"""
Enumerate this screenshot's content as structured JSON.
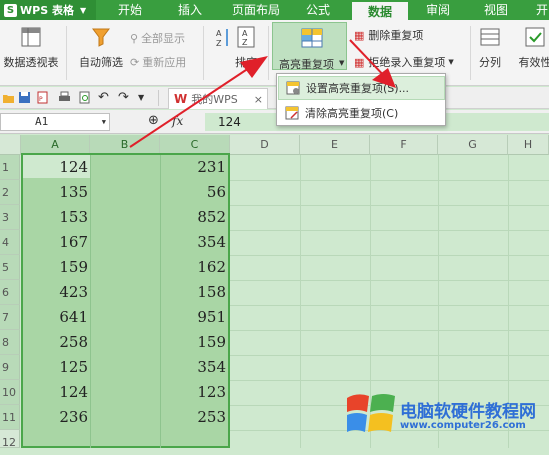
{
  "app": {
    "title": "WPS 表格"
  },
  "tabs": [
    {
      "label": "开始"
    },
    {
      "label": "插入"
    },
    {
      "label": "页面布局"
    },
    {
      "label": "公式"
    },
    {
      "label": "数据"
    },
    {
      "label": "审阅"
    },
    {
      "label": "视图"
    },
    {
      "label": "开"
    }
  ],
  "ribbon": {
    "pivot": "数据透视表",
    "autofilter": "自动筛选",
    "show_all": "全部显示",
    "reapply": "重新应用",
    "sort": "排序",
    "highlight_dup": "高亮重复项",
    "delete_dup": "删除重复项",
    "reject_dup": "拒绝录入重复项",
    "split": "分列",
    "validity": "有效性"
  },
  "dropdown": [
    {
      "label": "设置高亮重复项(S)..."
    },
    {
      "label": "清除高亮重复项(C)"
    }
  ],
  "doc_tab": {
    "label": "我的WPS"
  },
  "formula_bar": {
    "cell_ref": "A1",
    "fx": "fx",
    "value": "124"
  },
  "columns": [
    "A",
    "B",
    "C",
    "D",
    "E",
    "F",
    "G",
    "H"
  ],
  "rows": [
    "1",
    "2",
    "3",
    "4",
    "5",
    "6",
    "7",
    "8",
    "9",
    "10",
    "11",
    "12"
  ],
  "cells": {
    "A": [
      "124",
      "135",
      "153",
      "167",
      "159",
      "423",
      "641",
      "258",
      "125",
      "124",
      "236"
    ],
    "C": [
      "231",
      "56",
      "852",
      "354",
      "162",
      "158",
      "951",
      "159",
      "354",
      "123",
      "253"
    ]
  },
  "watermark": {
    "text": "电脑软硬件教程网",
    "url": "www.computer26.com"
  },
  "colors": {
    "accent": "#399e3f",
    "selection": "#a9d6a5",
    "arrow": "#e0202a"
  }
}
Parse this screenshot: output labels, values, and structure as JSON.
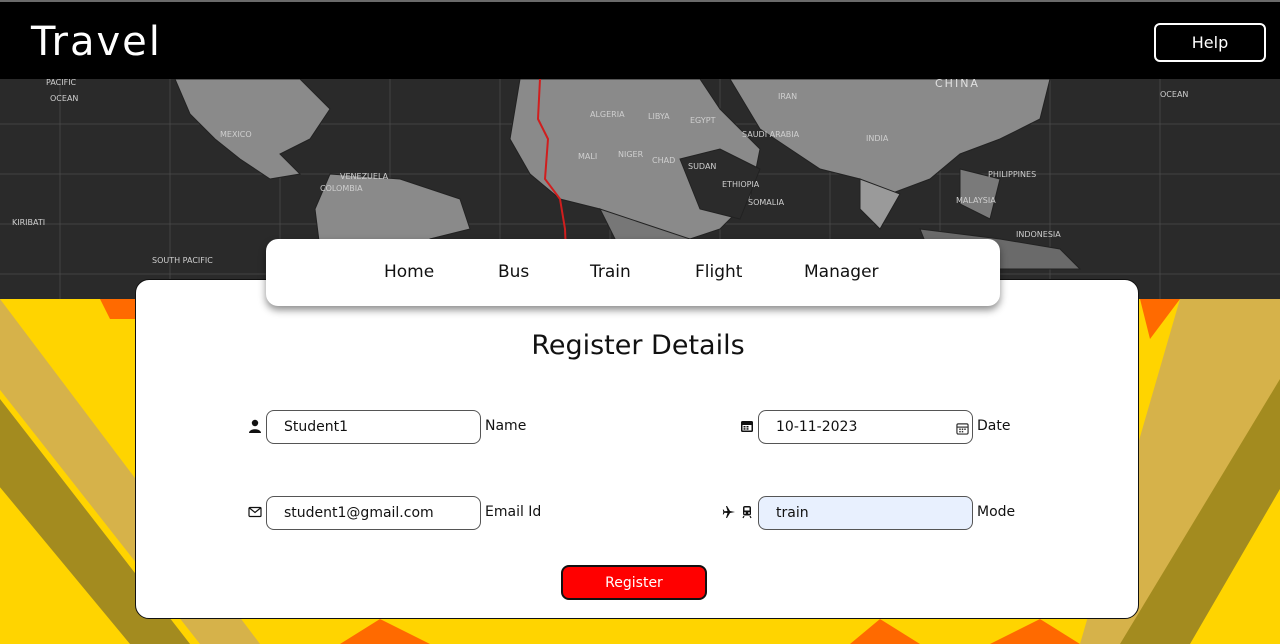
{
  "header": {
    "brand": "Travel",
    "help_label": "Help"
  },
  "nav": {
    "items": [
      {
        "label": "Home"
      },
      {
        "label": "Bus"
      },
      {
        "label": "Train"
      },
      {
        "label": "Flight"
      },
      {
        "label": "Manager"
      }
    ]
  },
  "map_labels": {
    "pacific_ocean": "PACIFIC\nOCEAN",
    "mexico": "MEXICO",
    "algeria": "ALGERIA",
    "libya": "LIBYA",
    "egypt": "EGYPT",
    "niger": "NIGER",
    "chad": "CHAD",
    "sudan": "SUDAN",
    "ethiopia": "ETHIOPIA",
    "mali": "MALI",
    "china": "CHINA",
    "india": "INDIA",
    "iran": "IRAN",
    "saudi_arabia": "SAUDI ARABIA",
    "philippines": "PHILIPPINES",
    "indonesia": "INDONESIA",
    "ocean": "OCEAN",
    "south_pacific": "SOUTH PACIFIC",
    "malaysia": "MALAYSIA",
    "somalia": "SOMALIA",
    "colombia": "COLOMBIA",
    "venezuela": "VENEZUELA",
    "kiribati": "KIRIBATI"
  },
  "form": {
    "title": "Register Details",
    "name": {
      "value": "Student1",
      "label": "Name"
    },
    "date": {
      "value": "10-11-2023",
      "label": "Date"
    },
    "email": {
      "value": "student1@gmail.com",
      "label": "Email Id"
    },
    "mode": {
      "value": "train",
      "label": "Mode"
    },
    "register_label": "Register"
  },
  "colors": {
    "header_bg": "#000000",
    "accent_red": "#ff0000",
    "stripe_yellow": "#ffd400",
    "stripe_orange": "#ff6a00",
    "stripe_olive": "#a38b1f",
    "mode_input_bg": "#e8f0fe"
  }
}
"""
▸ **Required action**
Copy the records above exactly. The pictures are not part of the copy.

▸ **Answer for this exercise**
Enumerate this screenshot's content as structured JSON.
{
  "app": {
    "title": "WPS 表格"
  },
  "tabs": [
    {
      "label": "开始"
    },
    {
      "label": "插入"
    },
    {
      "label": "页面布局"
    },
    {
      "label": "公式"
    },
    {
      "label": "数据"
    },
    {
      "label": "审阅"
    },
    {
      "label": "视图"
    },
    {
      "label": "开"
    }
  ],
  "ribbon": {
    "pivot": "数据透视表",
    "autofilter": "自动筛选",
    "show_all": "全部显示",
    "reapply": "重新应用",
    "sort": "排序",
    "highlight_dup": "高亮重复项",
    "delete_dup": "删除重复项",
    "reject_dup": "拒绝录入重复项",
    "split": "分列",
    "validity": "有效性"
  },
  "dropdown": [
    {
      "label": "设置高亮重复项(S)..."
    },
    {
      "label": "清除高亮重复项(C)"
    }
  ],
  "doc_tab": {
    "label": "我的WPS"
  },
  "formula_bar": {
    "cell_ref": "A1",
    "fx": "fx",
    "value": "124"
  },
  "columns": [
    "A",
    "B",
    "C",
    "D",
    "E",
    "F",
    "G",
    "H"
  ],
  "rows": [
    "1",
    "2",
    "3",
    "4",
    "5",
    "6",
    "7",
    "8",
    "9",
    "10",
    "11",
    "12"
  ],
  "cells": {
    "A": [
      "124",
      "135",
      "153",
      "167",
      "159",
      "423",
      "641",
      "258",
      "125",
      "124",
      "236"
    ],
    "C": [
      "231",
      "56",
      "852",
      "354",
      "162",
      "158",
      "951",
      "159",
      "354",
      "123",
      "253"
    ]
  },
  "watermark": {
    "text": "电脑软硬件教程网",
    "url": "www.computer26.com"
  },
  "colors": {
    "accent": "#399e3f",
    "selection": "#a9d6a5",
    "arrow": "#e0202a"
  }
}
Parse this screenshot: output labels, values, and structure as JSON.
{
  "header": {
    "brand": "Travel",
    "help_label": "Help"
  },
  "nav": {
    "items": [
      {
        "label": "Home"
      },
      {
        "label": "Bus"
      },
      {
        "label": "Train"
      },
      {
        "label": "Flight"
      },
      {
        "label": "Manager"
      }
    ]
  },
  "map_labels": {
    "pacific_ocean": "PACIFIC\nOCEAN",
    "mexico": "MEXICO",
    "algeria": "ALGERIA",
    "libya": "LIBYA",
    "egypt": "EGYPT",
    "niger": "NIGER",
    "chad": "CHAD",
    "sudan": "SUDAN",
    "ethiopia": "ETHIOPIA",
    "mali": "MALI",
    "china": "CHINA",
    "india": "INDIA",
    "iran": "IRAN",
    "saudi_arabia": "SAUDI ARABIA",
    "philippines": "PHILIPPINES",
    "indonesia": "INDONESIA",
    "ocean": "OCEAN",
    "south_pacific": "SOUTH PACIFIC",
    "malaysia": "MALAYSIA",
    "somalia": "SOMALIA",
    "colombia": "COLOMBIA",
    "venezuela": "VENEZUELA",
    "kiribati": "KIRIBATI"
  },
  "form": {
    "title": "Register Details",
    "name": {
      "value": "Student1",
      "label": "Name"
    },
    "date": {
      "value": "10-11-2023",
      "label": "Date"
    },
    "email": {
      "value": "student1@gmail.com",
      "label": "Email Id"
    },
    "mode": {
      "value": "train",
      "label": "Mode"
    },
    "register_label": "Register"
  },
  "colors": {
    "header_bg": "#000000",
    "accent_red": "#ff0000",
    "stripe_yellow": "#ffd400",
    "stripe_orange": "#ff6a00",
    "stripe_olive": "#a38b1f",
    "mode_input_bg": "#e8f0fe"
  }
}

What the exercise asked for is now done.